At first Papi naturally gravitated to titanium, but he wasn’t satisfied. He explains: “We asked a metallurgical laboratory for the lightest and most resistant materials in the world and they sent us a list. We were surprised that this list consisted exclusively of different kinds of aluminum. At first we were delighted.” However, there was one problem. Papi explains that as it ages, aluminum becomes less resistant because its mass slowly turns into gas. Fortunately, Papi came across a compound called aluminum-lithium that loses very little gas, which translates into an indefinite fatigue life with excellent stability, and it could be worked into a baseplate (unlike ALUSIC).
Aluminum lithium became the material of choice for the movement’s plate. Papi also used a type of proprietary aluminum fabricated by a brand called Anti-Corodal for the wheels of the movement. “This material is also light, resistant and has the added advantage of creating very little friction,” he points out. Each of these special aluminum wheels must be electro eroded rather than profile-turned.
Like ALUSIC, aluminum-lithium had never been used for any watch component before because of the enormous cost involved in creating it. Giulio Papi tells us why: “At a certain temperature, both aluminum and lithium change from liquid to solid, but these temperatures are vastly different. If you try to melt the two materials together at normal temperatures, the aluminum will become solid while the lithium will remain liquid and this doesn’t work at all.”
He adds: “The system for creating a solid from aluminum and lithium involves putting them in a centrifuge so that the materials merge at a molecular level.” The compression also creates a material that is extremely hard and difficult to machine. Giulio Papi likens the hardness of aluminum-lithium to “folded stainless steel”. As such, the skeletonized plate has to be created using CNC machining and not electro-erosion.
Optimizing Stiffness Through Plate Design

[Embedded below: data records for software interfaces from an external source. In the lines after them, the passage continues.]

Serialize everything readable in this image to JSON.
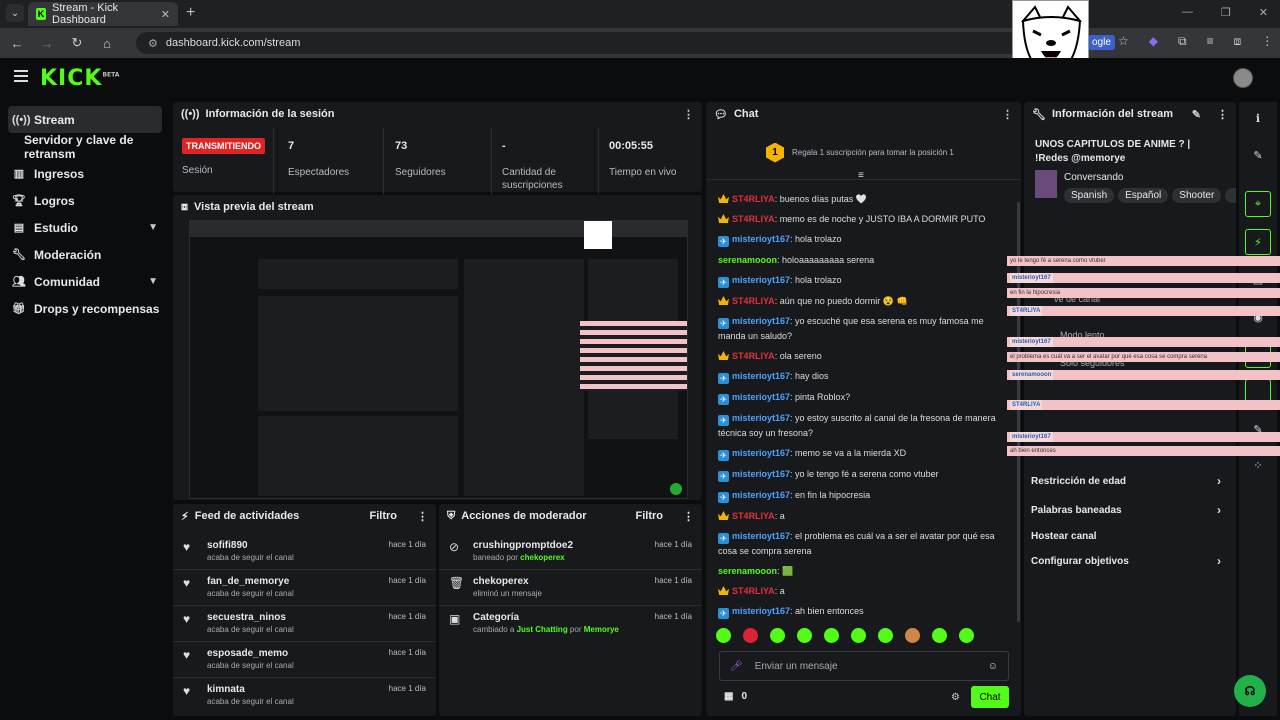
{
  "browser": {
    "tab_title": "Stream - Kick Dashboard",
    "url": "dashboard.kick.com/stream",
    "ext_text": "ogle"
  },
  "brand": {
    "logo": "KICK",
    "beta": "BETA",
    "accent": "#53fc18"
  },
  "sidebar": {
    "items": [
      {
        "label": "Stream",
        "icon": "broadcast-icon"
      },
      {
        "label": "Servidor y clave de retransm"
      },
      {
        "label": "Ingresos",
        "icon": "chart-icon"
      },
      {
        "label": "Logros",
        "icon": "trophy-icon"
      },
      {
        "label": "Estudio",
        "icon": "studio-icon"
      },
      {
        "label": "Moderación",
        "icon": "wrench-icon"
      },
      {
        "label": "Comunidad",
        "icon": "community-icon"
      },
      {
        "label": "Drops y recompensas",
        "icon": "gift-icon"
      }
    ]
  },
  "session": {
    "title": "Información de la sesión",
    "live_badge": "TRANSMITIENDO",
    "session_label": "Sesión",
    "stats": [
      {
        "value": "7",
        "label": "Espectadores"
      },
      {
        "value": "73",
        "label": "Seguidores"
      },
      {
        "value": "-",
        "label": "Cantidad de suscripciones"
      },
      {
        "value": "00:05:55",
        "label": "Tiempo en vivo"
      }
    ]
  },
  "preview": {
    "title": "Vista previa del stream"
  },
  "feed": {
    "title": "Feed de actividades",
    "filter": "Filtro",
    "rows": [
      {
        "name": "sofifi890",
        "sub": "acaba de seguir el canal",
        "time": "hace 1 día"
      },
      {
        "name": "fan_de_memorye",
        "sub": "acaba de seguir el canal",
        "time": "hace 1 día"
      },
      {
        "name": "secuestra_ninos",
        "sub": "acaba de seguir el canal",
        "time": "hace 1 día"
      },
      {
        "name": "esposade_memo",
        "sub": "acaba de seguir el canal",
        "time": "hace 1 día"
      },
      {
        "name": "kimnata",
        "sub": "acaba de seguir el canal",
        "time": "hace 1 día"
      }
    ]
  },
  "modactions": {
    "title": "Acciones de moderador",
    "filter": "Filtro",
    "rows": [
      {
        "name": "crushingpromptdoe2",
        "pre": "baneado por ",
        "by": "chekoperex",
        "time": "hace 1 día"
      },
      {
        "name": "chekoperex",
        "pre": "eliminó un mensaje",
        "time": "hace 1 día"
      },
      {
        "name": "Categoría",
        "pre": "cambiado a ",
        "cat": "Just Chatting",
        "mid": " por ",
        "by": "Memorye",
        "time": "hace 1 día"
      }
    ]
  },
  "chat": {
    "title": "Chat",
    "gift_rank": "1",
    "gift_text": "Regala 1 suscripción para tomar la posición 1",
    "messages": [
      {
        "user": "ST4RLIYA",
        "badge": "crown",
        "color": "#e0313a",
        "text": ": buenos días putas 🤍"
      },
      {
        "user": "ST4RLIYA",
        "badge": "crown",
        "color": "#e0313a",
        "text": ": memo es de noche y JUSTO IBA A DORMIR PUTO"
      },
      {
        "user": "misterioyt167",
        "badge": "vip",
        "color": "#4aa3ff",
        "text": ": hola trolazo"
      },
      {
        "user": "serenamooon",
        "badge": "",
        "color": "#53fc18",
        "text": ": holoaaaaaaaaa serena"
      },
      {
        "user": "misterioyt167",
        "badge": "vip",
        "color": "#4aa3ff",
        "text": ": hola trolazo"
      },
      {
        "user": "ST4RLIYA",
        "badge": "crown",
        "color": "#e0313a",
        "text": ": aún que no puedo dormir 😵 👊"
      },
      {
        "user": "misterioyt167",
        "badge": "vip",
        "color": "#4aa3ff",
        "text": ": yo escuché que esa serena es muy famosa me manda un saludo?"
      },
      {
        "user": "ST4RLIYA",
        "badge": "crown",
        "color": "#e0313a",
        "text": ": ola sereno"
      },
      {
        "user": "misterioyt167",
        "badge": "vip",
        "color": "#4aa3ff",
        "text": ": hay dios"
      },
      {
        "user": "misterioyt167",
        "badge": "vip",
        "color": "#4aa3ff",
        "text": ": pinta Roblox?"
      },
      {
        "user": "misterioyt167",
        "badge": "vip",
        "color": "#4aa3ff",
        "text": ": yo estoy suscrito al canal de la fresona de manera técnica soy un fresona?"
      },
      {
        "user": "misterioyt167",
        "badge": "vip",
        "color": "#4aa3ff",
        "text": ": memo se va a la mierda XD"
      },
      {
        "user": "misterioyt167",
        "badge": "vip",
        "color": "#4aa3ff",
        "text": ": yo le tengo fé a serena como vtuber"
      },
      {
        "user": "misterioyt167",
        "badge": "vip",
        "color": "#4aa3ff",
        "text": ": en fin la hipocresia"
      },
      {
        "user": "ST4RLIYA",
        "badge": "crown",
        "color": "#e0313a",
        "text": ": a"
      },
      {
        "user": "misterioyt167",
        "badge": "vip",
        "color": "#4aa3ff",
        "text": ": el problema es cuál va a ser el avatar por qué esa cosa se compra serena"
      },
      {
        "user": "serenamooon",
        "badge": "",
        "color": "#53fc18",
        "text": ": 🟩"
      },
      {
        "user": "ST4RLIYA",
        "badge": "crown",
        "color": "#e0313a",
        "text": ": a"
      },
      {
        "user": "misterioyt167",
        "badge": "vip",
        "color": "#4aa3ff",
        "text": ": ah bien entonces"
      }
    ],
    "input_placeholder": "Enviar un mensaje",
    "points": "0",
    "send": "Chat"
  },
  "overlay_chat": [
    "yo le tengo fé a serena como vtuber",
    "misterioyt167",
    "en fin la hipocresia",
    "ST4RLIYA",
    "misterioyt167",
    "el problema es cuál va a ser el avatar por qué esa cosa se compra serena",
    "serenamooon",
    "ST4RLIYA",
    "misterioyt167",
    "ah bien entonces"
  ],
  "streaminfo": {
    "title": "Información del stream",
    "stream_title": "UNOS CAPITULOS DE ANIME ? | !Redes @memorye",
    "category": "Conversando",
    "tags": [
      "Spanish",
      "Español",
      "Shooter"
    ],
    "menu": [
      "Restricción de edad",
      "Palabras baneadas",
      "Hostear canal",
      "Configurar objetivos"
    ],
    "partial": [
      "ve de canal",
      "Modo lento",
      "Solo seguidores"
    ]
  }
}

In crafting most skeletonized movements, the focus is on creating visual flourish, to open the movement to the eye of the owner, but in the movement of the RM 009, the objective was a great deal more functional. Giulio Papi’s goal was to remove as much material as possible to optimize the lightness of the movement while still retaining a high level of strength and shock-resistance. This could only be achieved by rethinking the skeleton process. Rather than simply remove material, Papi created individual bridges for the skeletal architecture, each of which incorporated an architectural strengthening technique of using boxed sections. To strengthen the plate against flexing on the horizontal plane, Papi added additional “ribs” to buttress its ethereal framework against shocks.